The Senate 38-1, approved a bill that would allow public sector unions to charge non-members for the cost of some services and representation. The bill was filed as a response to a 2018 U.S. Supreme Court ruling that public employees cannot be forced to pay fees or dues to a union to which he or she does not belong. Freedom of speech advocates hailed the decision while labor advocates said it was an unjust attack on unions.
“Today we protect the right of unions to be able to make the case for membership to new hires, and to be compensated for representation they offer,” said Sen. Pat Jehlen (D-Somerville). “Unions have benefited all of us. They helped build the middle class, and they are now our main protection against its erosion. This bill is an important step in the fight against the rising tide of inequality, and it will safeguard the support that unions have provided for generations to workers across the commonwealth.”
“The Boston Globe’s editorial on the Janus fix was spot on,” said Rep. Ryan Fattman (R-Webster), the only senator who voted against the bill. “I agreed with the underlying legislation, however as the Boston Globe pointed out, the Senate had the opportunity to protect private information including the personal cell phone, email, and birth dates of the employee and their family members who chose not to be part of a union. We failed to do so. I believe if you choose to opt out of union membership your personal and private information should be exactly that: personal and private. These employees should not be compelled to turn over that private information to anyone. It is because of this privacy concern that I voted no.”
“I urge my colleagues to reject all the amendments that would undermine the principles set forth in this underlying bill and adopt a bill that will, again, ensure workers can come together, can organize together, can work together,” said Sen. Marc Pacheco (D-Taunton), during Senate debate on the floor. “[And] to have a voice that will help each and every one of us as citizens of this commonwealth and, at the end of the day, help to continue to improve the economy in a way that is more equitable for all people.”
“Legislators today voted against amendments that sought to educate workers on their rights regarding union membership, to give employees control over their private and personal information, and to protect that personal information once it is in the hands of union bosses,” said Paul Craney, spokesman for the Massachusetts Fiscal Alliance. “One thing is absolutely clear—this legislation has nothing to do with protecting employees.
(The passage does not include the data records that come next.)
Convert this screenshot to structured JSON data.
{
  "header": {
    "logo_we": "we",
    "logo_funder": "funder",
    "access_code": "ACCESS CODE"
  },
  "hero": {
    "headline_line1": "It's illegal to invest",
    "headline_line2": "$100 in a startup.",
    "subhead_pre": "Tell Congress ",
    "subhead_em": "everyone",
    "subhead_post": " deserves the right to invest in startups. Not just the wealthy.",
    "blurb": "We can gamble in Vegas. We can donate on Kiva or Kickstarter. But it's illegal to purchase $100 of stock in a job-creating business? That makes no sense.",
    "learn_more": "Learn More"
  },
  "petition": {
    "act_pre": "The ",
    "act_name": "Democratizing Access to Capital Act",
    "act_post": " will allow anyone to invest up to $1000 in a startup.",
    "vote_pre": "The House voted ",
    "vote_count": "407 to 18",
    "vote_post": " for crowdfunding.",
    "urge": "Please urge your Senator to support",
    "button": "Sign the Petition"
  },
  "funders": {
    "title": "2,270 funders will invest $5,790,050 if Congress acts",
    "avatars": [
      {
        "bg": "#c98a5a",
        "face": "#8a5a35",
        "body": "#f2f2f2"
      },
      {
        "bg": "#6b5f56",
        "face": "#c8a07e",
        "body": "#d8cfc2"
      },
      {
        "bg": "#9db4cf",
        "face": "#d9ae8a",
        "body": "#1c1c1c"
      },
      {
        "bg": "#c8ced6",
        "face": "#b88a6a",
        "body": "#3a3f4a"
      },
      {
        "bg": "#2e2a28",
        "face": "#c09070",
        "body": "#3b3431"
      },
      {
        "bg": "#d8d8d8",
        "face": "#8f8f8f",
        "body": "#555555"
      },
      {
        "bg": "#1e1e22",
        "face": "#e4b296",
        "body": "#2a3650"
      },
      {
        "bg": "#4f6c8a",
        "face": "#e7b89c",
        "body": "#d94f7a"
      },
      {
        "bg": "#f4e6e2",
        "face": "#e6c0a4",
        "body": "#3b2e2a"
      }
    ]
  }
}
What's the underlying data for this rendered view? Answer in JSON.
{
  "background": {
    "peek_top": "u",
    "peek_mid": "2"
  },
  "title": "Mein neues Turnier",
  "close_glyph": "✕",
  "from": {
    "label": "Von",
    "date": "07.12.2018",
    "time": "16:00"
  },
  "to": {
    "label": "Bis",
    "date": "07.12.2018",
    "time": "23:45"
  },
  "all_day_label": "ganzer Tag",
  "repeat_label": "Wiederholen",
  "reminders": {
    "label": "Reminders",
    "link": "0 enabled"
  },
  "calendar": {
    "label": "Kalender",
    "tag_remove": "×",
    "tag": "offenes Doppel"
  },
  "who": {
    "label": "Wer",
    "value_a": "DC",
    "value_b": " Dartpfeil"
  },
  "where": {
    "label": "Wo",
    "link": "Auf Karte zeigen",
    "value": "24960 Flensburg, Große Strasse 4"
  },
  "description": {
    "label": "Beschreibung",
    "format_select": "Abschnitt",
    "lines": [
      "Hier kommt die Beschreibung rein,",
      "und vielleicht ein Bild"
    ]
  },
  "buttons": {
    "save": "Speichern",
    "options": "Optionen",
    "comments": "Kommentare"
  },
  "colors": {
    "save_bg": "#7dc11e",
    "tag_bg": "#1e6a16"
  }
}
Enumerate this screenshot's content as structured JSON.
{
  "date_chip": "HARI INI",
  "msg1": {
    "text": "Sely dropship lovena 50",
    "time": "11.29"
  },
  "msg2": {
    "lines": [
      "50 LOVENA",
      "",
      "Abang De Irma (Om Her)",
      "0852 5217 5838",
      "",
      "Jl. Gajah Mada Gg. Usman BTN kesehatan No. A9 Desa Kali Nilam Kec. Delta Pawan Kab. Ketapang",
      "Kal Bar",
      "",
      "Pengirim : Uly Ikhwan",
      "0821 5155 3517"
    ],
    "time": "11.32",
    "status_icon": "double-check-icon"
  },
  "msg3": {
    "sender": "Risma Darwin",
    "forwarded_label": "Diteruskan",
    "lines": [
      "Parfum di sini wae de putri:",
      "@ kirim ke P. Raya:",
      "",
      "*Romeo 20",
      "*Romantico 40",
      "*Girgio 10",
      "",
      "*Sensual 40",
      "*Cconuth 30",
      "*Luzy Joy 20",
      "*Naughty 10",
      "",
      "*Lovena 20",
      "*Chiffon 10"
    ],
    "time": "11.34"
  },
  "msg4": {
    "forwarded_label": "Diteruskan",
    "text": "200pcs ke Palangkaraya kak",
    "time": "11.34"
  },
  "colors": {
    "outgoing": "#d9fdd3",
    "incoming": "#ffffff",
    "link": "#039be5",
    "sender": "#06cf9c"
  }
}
It is entirely about protecting union bosses and advancing their power over the workers. The legitimate concerns over protecting people’s right to privacy were completely swept under the rug by lawmakers beholden to union bosses. We urge the governor to veto the bill when it lands on his desk.”